It's not surprising that FBI uses malware to track the activities and location of suspects. A New article published by Washington Post covers the story about FBI using malware for surveillance to track suspect's movements.
FBI team works much like other hackers, targets suspects with the Spear Phishing technique that will attempt to exploit vulnerability in the target's machine and installs malware. The malware then collects information from the infected machine and send it back to FBI's server. The malware is also capable of covertly activating webcams.
In a bank fraud case, Judge Stephen Smith rejected FBI request to install spyware in the suspect's system in April.
Smith pointed out that using such kind of technologies ran the risk of accidentally capturing information of others who are not involved in any kind of illegal activity.
In another case, another judge approved the FBI's request in December 2012. The malware also successfully gathered enough information from the suspect's system and helped in arresting him.
In another case, July 2012, an unknown person who is calling himself "Mo" from unknown location made a series of threats to detonate bombs at various locations.
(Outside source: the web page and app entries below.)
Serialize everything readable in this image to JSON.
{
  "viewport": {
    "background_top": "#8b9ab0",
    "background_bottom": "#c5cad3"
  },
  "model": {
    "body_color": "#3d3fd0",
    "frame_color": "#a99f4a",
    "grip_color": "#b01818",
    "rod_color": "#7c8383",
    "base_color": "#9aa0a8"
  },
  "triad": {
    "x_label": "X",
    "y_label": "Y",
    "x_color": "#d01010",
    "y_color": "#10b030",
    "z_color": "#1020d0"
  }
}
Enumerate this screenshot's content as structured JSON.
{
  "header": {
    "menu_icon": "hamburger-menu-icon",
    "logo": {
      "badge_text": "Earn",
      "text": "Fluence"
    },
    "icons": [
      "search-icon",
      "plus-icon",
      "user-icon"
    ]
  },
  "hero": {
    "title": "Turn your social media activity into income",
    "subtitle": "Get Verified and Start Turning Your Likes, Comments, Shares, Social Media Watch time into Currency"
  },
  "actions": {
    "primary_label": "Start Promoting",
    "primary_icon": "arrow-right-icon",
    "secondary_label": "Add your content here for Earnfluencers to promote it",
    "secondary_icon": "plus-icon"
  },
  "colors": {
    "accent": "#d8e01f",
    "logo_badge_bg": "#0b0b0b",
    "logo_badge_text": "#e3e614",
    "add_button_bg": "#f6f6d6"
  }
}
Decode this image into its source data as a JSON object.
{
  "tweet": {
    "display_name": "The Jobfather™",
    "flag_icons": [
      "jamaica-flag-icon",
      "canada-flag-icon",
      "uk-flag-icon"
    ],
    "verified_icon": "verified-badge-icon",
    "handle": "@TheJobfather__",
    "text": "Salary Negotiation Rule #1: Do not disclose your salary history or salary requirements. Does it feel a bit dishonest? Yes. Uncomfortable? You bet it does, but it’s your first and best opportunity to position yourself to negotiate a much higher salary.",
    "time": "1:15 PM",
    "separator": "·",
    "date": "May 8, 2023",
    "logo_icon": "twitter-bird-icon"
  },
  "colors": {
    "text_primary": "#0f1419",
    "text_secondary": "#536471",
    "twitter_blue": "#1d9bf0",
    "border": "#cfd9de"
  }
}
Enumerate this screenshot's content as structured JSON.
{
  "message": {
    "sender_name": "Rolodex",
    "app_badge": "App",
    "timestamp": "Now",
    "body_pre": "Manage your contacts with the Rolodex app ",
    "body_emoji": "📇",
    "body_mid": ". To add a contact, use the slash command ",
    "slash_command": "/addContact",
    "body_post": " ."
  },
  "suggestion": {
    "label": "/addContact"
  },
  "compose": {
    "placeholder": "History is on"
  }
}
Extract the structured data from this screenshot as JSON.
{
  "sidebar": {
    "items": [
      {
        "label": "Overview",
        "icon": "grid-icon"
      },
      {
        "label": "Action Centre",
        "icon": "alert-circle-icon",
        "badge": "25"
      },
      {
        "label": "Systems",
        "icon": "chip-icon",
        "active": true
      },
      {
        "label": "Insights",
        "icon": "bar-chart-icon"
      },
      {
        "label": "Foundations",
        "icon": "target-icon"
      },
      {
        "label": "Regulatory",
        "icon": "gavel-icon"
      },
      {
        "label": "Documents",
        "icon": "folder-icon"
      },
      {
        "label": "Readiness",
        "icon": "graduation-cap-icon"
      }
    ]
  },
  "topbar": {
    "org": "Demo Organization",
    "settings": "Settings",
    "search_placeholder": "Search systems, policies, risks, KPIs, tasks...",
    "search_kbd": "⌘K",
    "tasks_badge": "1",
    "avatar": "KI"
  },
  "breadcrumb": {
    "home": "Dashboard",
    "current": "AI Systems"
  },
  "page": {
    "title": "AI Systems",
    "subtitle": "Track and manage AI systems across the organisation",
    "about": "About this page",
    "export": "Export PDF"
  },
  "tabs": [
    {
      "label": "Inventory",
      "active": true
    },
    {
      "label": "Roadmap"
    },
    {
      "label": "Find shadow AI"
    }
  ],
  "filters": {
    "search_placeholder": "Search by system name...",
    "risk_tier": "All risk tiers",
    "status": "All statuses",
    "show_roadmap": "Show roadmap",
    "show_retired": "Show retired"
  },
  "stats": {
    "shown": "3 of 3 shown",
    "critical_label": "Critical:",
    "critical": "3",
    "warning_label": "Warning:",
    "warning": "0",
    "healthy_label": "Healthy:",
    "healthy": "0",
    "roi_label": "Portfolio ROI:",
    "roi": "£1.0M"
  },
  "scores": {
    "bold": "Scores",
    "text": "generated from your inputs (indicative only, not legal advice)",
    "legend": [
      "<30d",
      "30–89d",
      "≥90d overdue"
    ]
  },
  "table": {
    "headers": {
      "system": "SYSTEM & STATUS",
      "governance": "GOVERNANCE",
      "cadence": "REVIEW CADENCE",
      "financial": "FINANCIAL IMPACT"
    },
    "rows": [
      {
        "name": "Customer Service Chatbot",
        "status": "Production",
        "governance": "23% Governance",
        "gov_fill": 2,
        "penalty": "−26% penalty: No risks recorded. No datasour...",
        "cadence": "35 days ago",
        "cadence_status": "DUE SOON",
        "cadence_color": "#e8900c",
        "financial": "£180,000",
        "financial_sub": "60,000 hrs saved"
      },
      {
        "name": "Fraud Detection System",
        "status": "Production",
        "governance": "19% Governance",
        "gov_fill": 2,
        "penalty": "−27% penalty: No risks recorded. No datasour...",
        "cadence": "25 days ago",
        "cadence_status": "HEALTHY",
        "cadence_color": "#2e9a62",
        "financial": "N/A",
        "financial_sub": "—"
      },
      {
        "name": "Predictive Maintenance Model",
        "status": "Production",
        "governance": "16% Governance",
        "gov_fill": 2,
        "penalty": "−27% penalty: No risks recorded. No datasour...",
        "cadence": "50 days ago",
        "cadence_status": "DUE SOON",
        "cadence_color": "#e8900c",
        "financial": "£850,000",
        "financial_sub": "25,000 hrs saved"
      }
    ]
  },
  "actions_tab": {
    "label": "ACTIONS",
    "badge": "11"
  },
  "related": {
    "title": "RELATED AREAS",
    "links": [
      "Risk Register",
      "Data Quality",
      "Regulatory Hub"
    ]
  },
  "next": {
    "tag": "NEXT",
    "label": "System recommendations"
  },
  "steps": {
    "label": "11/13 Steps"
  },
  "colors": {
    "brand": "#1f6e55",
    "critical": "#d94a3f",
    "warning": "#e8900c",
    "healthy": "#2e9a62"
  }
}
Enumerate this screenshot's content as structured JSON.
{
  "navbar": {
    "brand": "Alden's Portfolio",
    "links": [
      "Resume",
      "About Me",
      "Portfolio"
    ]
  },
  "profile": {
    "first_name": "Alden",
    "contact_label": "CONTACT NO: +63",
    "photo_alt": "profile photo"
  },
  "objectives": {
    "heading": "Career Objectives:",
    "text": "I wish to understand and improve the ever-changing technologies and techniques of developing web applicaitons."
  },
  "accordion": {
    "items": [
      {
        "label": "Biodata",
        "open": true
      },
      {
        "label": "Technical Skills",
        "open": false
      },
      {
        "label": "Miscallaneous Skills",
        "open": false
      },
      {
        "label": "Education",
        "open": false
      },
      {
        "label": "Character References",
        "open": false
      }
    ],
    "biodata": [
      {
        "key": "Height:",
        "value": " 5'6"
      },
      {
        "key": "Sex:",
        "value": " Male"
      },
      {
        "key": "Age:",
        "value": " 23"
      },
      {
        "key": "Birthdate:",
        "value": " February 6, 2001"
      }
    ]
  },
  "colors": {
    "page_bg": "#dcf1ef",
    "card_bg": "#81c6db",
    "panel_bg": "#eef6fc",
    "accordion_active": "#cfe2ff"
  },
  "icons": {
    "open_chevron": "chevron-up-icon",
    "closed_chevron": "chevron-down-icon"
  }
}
He wanted to release a man who had been arrested for killing 12 people in a movie theater in the Denver suburb of Aurora, Colo.
After investigation, they found out Mo was using Google Voice to make calls to Sheriff , he also used proxy for hiding his real IP.
After further investigation, FBI found out Mo used IP address located in Tehran when he signed up for the email account in 2009.
In December 2012, judge approved FBI's request that allowed the FBI to send email containing surveillance software to the suspect's email id. However, the malware failed to perform as intended. But, Mo's computer sent a request for info to FBI's server from two different IP address. Both suggested that he was still in Tehran.